===== SOURCE INFORMATION

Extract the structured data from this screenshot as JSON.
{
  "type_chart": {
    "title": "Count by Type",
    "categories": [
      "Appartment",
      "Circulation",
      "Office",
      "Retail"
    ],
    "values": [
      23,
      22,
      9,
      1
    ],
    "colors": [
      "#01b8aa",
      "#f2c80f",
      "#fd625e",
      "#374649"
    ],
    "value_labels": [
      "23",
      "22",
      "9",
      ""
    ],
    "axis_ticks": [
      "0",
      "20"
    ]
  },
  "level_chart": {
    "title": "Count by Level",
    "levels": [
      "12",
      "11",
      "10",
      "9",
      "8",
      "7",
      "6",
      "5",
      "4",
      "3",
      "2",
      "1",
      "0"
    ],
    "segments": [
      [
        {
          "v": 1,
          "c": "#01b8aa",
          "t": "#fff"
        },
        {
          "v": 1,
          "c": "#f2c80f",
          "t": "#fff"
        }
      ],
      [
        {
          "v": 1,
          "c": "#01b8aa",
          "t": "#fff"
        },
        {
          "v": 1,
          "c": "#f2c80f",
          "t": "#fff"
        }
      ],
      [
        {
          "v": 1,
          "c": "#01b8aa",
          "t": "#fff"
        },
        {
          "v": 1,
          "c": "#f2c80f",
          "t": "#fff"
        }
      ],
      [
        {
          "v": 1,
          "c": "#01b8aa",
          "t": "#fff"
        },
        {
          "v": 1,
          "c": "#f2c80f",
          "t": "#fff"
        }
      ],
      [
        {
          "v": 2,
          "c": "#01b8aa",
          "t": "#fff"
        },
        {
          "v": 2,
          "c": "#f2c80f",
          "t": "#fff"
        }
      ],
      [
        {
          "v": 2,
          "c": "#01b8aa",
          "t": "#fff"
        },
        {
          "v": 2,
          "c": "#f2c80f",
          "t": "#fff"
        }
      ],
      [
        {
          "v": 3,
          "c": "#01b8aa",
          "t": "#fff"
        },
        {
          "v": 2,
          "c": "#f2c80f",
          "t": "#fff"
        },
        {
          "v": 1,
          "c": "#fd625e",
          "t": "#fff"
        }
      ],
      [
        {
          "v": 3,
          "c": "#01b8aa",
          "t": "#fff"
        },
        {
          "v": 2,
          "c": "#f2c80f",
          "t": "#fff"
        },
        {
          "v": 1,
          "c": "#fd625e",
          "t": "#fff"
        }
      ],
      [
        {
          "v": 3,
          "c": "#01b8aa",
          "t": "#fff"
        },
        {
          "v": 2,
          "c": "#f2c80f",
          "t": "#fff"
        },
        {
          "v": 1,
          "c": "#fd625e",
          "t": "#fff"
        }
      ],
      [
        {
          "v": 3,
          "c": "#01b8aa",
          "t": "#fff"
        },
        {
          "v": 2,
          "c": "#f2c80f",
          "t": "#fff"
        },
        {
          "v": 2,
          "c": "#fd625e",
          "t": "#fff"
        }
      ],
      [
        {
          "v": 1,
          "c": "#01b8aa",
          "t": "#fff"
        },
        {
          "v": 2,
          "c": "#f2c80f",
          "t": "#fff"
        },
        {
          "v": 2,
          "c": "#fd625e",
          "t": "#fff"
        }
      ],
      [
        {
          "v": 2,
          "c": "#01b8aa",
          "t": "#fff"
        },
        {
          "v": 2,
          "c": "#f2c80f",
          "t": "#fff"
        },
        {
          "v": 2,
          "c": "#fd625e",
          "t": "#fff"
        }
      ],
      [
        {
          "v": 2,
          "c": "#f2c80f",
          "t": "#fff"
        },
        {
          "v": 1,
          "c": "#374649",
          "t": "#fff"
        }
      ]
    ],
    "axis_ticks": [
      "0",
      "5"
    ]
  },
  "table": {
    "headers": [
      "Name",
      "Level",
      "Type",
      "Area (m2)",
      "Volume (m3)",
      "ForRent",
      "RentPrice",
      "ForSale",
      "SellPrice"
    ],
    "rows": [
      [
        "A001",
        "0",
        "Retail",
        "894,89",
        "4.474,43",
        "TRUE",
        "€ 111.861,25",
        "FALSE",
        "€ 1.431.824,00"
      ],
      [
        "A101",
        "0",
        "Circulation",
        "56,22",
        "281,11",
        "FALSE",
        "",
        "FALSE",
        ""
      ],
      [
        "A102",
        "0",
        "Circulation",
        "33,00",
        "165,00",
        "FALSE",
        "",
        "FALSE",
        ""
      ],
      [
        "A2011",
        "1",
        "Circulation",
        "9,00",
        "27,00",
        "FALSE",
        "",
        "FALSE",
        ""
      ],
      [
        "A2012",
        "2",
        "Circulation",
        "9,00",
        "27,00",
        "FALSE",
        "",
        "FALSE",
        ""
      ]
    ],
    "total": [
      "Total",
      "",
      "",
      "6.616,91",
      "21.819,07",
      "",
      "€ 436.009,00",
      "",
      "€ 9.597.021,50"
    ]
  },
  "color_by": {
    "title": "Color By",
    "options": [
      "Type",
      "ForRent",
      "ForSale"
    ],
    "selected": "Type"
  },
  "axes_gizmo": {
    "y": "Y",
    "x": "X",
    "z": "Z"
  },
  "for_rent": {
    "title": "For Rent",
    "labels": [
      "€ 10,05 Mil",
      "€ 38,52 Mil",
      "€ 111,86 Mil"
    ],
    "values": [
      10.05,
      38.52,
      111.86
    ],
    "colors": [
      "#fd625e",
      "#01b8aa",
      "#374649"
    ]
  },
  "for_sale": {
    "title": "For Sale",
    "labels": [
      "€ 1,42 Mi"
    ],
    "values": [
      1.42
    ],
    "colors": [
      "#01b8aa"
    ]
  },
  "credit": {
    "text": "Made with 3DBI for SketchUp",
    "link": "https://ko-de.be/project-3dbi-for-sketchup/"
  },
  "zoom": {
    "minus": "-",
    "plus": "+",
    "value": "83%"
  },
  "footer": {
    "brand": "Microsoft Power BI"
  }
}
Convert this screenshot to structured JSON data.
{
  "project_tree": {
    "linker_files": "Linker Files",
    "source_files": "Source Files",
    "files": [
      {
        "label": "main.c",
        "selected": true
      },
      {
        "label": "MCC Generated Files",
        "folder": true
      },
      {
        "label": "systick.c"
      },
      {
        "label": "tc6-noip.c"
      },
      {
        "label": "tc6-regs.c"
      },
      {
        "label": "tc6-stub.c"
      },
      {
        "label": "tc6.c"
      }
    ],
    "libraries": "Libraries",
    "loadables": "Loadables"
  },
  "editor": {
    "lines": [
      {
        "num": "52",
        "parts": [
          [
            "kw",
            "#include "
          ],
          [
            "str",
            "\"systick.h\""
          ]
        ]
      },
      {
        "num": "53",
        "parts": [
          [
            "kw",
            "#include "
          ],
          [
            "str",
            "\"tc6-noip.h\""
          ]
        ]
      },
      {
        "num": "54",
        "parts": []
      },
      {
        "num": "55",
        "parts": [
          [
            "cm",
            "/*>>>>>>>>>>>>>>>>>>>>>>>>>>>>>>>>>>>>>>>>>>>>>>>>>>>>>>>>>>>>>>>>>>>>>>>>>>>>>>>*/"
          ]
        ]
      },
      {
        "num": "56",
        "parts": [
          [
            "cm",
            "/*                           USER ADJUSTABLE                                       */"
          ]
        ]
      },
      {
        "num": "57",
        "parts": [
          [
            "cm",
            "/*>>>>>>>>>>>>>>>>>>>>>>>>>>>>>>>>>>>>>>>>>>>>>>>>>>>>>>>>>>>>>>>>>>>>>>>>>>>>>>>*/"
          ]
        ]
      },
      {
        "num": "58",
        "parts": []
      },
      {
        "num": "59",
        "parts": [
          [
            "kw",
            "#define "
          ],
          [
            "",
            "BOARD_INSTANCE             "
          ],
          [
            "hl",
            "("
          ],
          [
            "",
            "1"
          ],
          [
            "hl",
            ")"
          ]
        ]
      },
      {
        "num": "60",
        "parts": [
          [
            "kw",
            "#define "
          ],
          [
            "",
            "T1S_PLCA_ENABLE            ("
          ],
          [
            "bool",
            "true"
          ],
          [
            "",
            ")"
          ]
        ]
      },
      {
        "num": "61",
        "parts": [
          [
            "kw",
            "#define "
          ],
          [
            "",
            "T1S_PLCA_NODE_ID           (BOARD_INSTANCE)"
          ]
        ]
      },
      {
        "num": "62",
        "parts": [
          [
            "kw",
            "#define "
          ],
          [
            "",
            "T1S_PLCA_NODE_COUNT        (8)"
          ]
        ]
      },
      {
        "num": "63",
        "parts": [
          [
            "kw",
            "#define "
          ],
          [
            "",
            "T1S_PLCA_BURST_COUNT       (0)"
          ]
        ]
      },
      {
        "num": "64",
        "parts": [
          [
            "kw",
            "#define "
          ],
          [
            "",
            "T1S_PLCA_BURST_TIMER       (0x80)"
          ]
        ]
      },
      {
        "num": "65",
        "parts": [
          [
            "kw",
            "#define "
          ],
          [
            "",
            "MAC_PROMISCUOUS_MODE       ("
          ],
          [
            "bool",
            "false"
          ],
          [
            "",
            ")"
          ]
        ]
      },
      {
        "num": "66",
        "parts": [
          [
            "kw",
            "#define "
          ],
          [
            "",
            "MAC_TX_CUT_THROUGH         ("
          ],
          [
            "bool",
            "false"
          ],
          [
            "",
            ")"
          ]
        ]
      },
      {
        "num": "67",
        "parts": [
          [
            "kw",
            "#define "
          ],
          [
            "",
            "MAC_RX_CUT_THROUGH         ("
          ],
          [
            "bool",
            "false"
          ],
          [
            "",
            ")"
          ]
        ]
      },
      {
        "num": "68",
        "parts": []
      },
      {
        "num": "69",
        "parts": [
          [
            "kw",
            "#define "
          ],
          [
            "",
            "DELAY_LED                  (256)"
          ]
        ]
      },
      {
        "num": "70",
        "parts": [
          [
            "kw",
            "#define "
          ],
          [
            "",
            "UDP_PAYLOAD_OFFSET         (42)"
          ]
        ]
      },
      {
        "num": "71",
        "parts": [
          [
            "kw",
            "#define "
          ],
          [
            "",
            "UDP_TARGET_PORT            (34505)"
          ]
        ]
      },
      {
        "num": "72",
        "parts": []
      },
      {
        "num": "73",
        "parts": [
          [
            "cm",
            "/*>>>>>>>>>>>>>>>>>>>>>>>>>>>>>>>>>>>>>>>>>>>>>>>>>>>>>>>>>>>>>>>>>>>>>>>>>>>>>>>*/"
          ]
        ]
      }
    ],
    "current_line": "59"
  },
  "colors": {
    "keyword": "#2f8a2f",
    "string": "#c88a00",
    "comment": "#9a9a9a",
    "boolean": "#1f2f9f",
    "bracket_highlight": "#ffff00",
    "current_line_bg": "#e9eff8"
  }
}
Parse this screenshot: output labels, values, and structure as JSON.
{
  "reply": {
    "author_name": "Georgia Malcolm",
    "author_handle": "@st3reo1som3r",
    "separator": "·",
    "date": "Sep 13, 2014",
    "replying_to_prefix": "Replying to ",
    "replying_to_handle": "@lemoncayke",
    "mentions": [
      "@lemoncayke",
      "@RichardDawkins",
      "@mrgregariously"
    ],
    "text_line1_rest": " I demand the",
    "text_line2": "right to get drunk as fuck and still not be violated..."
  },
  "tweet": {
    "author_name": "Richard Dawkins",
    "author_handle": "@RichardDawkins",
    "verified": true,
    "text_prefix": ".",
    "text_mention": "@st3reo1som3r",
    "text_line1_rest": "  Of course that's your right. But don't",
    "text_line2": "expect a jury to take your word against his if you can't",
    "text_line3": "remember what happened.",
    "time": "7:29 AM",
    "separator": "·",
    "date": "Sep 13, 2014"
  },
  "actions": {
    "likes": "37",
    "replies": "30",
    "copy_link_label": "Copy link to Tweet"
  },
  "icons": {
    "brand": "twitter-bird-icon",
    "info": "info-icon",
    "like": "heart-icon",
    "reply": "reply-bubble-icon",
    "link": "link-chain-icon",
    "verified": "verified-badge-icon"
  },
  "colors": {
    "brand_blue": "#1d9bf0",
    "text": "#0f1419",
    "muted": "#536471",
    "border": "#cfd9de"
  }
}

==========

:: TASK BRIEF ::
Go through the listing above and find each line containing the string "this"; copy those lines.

:: TASK RESPONSE ::
Extract the structured data from this screenshot as JSON.
Convert this screenshot to structured JSON data.
Parse this screenshot: output labels, values, and structure as JSON.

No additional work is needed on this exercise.